Screenshot 2024 04 04 163552In year 5 and year 6 children can play and perform in solo and in group contexts, using their voices and playing musical instruments with increasing accuracy, fluency, control and expression. They have access to a wide range of musical instruments, gloks, djembe drums and a class set of percussion instruments.  Year 5 and Year 6 can Improvise and compose music for a range of purposes.  They are able to listen with attention to detail and recall sounds with increasing aural memory.  They explore a wide range of musical styles through jazz, modern, pop etc introducing the children to musicians and composers from all over the world. The children show a love of singing expressively with attention to dynamics and articulation, developing confidence as a soloist or group performance. They can talk about the different styles of singing used for different styles of song, expressing an opinion.  The children can talk confidently about how connected they feel to the music and how it relates to the modern world, developing an understanding of the history of music.  In year 6 they put together a production for parents and peers. 



Upon leaving Ascot Road School, children will have acquired a foundational understanding and appreciation of music, encompassing both practical skills and conceptual knowledge. Specifically, they will have developed the skills and confidence through:

Singing/ Composing: They will be able to sing in time with others and feel a pulse, moving to music rhythmically and enjoying this experience. Children will have an understanding of notation and will be able to play instruments in an organised way as part of a group. At Ascot Road Primary School children are also provided with opportunities beyond the National Curriculum to further enrich their experience and skill levels.

Evaluating: Children will have had the opportunity to discuss and share their own thoughts, opinions and ideas, acknowledging and respecting the variety of everyone’s unique take on music. They will be able to dissect music with varying levels of ability and comprehend its parts, using musical language to describe and analyse. 

Performing: These include having visitors with musical talent, listening to visiting bands/groups of live music, school productions, external peripatetic music teachers teaching piano and guitar. Students share learning, performing in whole school assemblies. External musical interests and talents are also encouraged with outside musicians and links with secondary schools within the Trust. Musical talents are showcased in class and assembly developing pride in their own personal achievements.

What does music look like in Reception?

Children perform songs, rhymes, poems and stories with others,  when they are ready they try to move in time with music. They are learning to sing or sing along with nursery rhymes and action songs, beginning to listen and responding to different styles of music.  They are supported to improvise leading to playing classroom instruments, confidently sharing and performing the learning that has taken place.

Children will start their music learning journey with four steps. Listening and responding to a different style of music each week/step. The children explore and create - initially using voices only but building to using classroom instruments too. They Sing nursery rhymes and action songs linked with singing whilst playing. Then children are supported to share and perform.

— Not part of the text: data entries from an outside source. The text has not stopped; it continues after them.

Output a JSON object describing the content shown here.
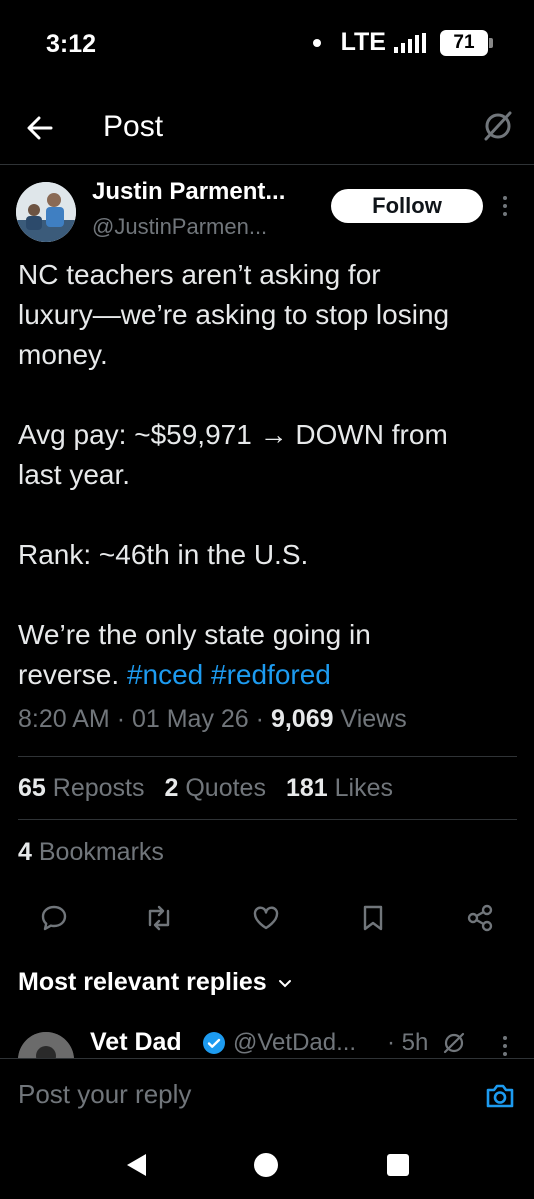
{
  "status_bar": {
    "time": "3:12",
    "network": "LTE",
    "battery": "71"
  },
  "header": {
    "title": "Post"
  },
  "author": {
    "name": "Justin Parment...",
    "handle": "@JustinParmen...",
    "follow_label": "Follow"
  },
  "tweet": {
    "lines": [
      "NC teachers aren’t asking for",
      "luxury—we’re asking to stop losing",
      "money.",
      "Avg pay: ~$59,971 → DOWN from",
      "last year.",
      "Rank: ~46th in the U.S.",
      "We’re the only state going in",
      "reverse."
    ],
    "hashtags": [
      "#nced",
      "#redfored"
    ],
    "time": "8:20 AM",
    "date": "01 May 26",
    "views_count": "9,069",
    "views_label": "Views",
    "separator": "·"
  },
  "stats": {
    "reposts_count": "65",
    "reposts_label": "Reposts",
    "quotes_count": "2",
    "quotes_label": "Quotes",
    "likes_count": "181",
    "likes_label": "Likes",
    "bookmarks_count": "4",
    "bookmarks_label": "Bookmarks"
  },
  "actions": [
    {
      "icon": "reply-icon"
    },
    {
      "icon": "repost-icon"
    },
    {
      "icon": "like-icon"
    },
    {
      "icon": "bookmark-icon"
    },
    {
      "icon": "share-icon"
    }
  ],
  "replies": {
    "sort_label": "Most relevant replies",
    "first_reply": {
      "name": "Vet Dad",
      "handle": "@VetDad...",
      "time": "· 5h"
    }
  },
  "compose": {
    "placeholder": "Post your reply"
  },
  "colors": {
    "background": "#000000",
    "text": "#e7e9ea",
    "muted": "#71767b",
    "accent": "#1d9bf0",
    "divider": "#2f3336"
  }
}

How are SEND children support with Music?

Children are supported through the use of visual aids, pictorial tools and 1:1 support staff to enable children to access music sessions alongside their peers, in addition to this small groups sessions are created to give additional music access. Every action is taken to ensure equity of access to all of our children, as we recognise how music enriches and is an important platform for children’s learning and language development. 

Music enables children to develop an understanding of culture and history, both in relation to children individually as well as in relation to other cultures from around the world. Children are able to enjoy music in as many ways as they choose – either as listener, creator or performer appreciating the positive impact that music has on their health and well-being.